Well, they never call me--Too much is made of polling, or at least of individual polls. There is the common tendency to reject the ones that come to conclusions you don’t like or agree with (”the only poll that counts is the one on election day”) and embrace the ones that show you are definitely among the intelligent elite. And then there is the disbelief that you can make 1,500 telephone calls and tell what 300 million people are thinking. [Your humble servant was actually trained to do exactly that at a program at Northwestern University back in the last Nixon year]. Whether you believe individual polls or not, you sometimes run into a meta-analysis of polls--a study of lots of polls asking similar questions--and you come up with some interesting and believable stuff. Mark Blumenthal and his excellent blog, Mystery Pollster, has done just that. His essay was triggered by an op-ed piece in the New York Times by the Pew’s Andrew Kohut and Peter Hoey, that compares public opinion and major events during the first half-year of the second term for Presidents Nixon, Reagan Clinton and Bush. As Blumenthal points out, the graphic that goes with it is amazing. Essentially, it shows that President Bush’s approval rating is the lowest of any president in a second term with the exception of Richard Nixon who was being swallowed by Watergate. It’s down to 44 percent in the Pew poll. If, however, you go and combine all the respected national polls and plot them on one chart, they all--with one exception--show essentially a similar result:

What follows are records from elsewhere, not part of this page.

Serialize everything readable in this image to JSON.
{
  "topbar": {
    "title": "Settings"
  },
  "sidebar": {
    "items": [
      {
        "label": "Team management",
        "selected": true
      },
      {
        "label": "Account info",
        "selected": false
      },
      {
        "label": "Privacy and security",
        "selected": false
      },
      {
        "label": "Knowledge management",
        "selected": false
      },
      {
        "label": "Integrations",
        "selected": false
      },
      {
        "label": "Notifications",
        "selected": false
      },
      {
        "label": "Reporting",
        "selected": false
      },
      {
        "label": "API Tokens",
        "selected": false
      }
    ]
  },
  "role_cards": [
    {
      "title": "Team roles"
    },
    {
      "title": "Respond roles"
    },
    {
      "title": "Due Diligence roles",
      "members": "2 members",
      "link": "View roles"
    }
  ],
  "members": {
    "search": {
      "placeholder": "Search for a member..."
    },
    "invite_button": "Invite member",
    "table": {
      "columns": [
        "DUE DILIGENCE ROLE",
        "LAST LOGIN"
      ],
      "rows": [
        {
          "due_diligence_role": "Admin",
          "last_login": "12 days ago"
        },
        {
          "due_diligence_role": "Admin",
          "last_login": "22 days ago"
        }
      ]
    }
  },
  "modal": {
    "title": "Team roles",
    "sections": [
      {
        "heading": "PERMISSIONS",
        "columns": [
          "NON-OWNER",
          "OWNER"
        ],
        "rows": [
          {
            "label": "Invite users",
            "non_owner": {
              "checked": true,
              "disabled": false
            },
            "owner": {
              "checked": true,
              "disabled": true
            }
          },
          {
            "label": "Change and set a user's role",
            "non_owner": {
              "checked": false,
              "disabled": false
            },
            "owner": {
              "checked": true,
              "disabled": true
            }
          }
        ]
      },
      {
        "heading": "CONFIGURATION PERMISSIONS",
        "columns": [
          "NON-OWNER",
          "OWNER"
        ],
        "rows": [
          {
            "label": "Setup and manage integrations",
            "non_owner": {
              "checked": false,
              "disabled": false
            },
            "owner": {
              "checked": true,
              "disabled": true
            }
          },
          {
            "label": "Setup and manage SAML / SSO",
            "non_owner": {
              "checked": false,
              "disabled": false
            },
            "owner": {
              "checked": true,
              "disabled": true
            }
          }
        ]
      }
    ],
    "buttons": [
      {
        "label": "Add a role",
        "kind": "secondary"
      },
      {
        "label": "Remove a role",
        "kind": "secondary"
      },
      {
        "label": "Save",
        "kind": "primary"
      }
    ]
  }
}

Bush’s approval spiked naturally at 9/11 and quickly began to slide. That’s expected; no one would think any president could keep that high an approval as we moved away from the attack. It took another uptick with the capture of Saddam Hussein. It rose 5-10 points around the election. But the trend throughout Bush’s presidency has been steady and consistent in all but one of the polls--downward. [The exception is the Rasmussen poll, which uses machine voices for interviews in a tracking poll, and neither Blumenthal nor anyone else can explain why it is an outrider, besides the fact is uses robot interviewers. Blumenthal guesses it is because Rasmussen weights his polls by party which doesn’t catch changes in public’s party affiliation. More people are now associating themselves with Democrats then they did several years ago.)
One possible explanation for the downward slide, suggested by Slate’s blogger, Mickey Kaus, is that the polls are simply reflecting the natural approval rating Bush would have if 9/11 never happened. It’s not the war or the economy. It’s Bush. Think, Kaus says, of a baseball hitter who has a hot streak and then regresses back to his natural batting average. Bush has. What he sees it what he gets.
Works for me.
UPDATE: On 8/14, the Rasumussen robots fell into line, making it unanimous.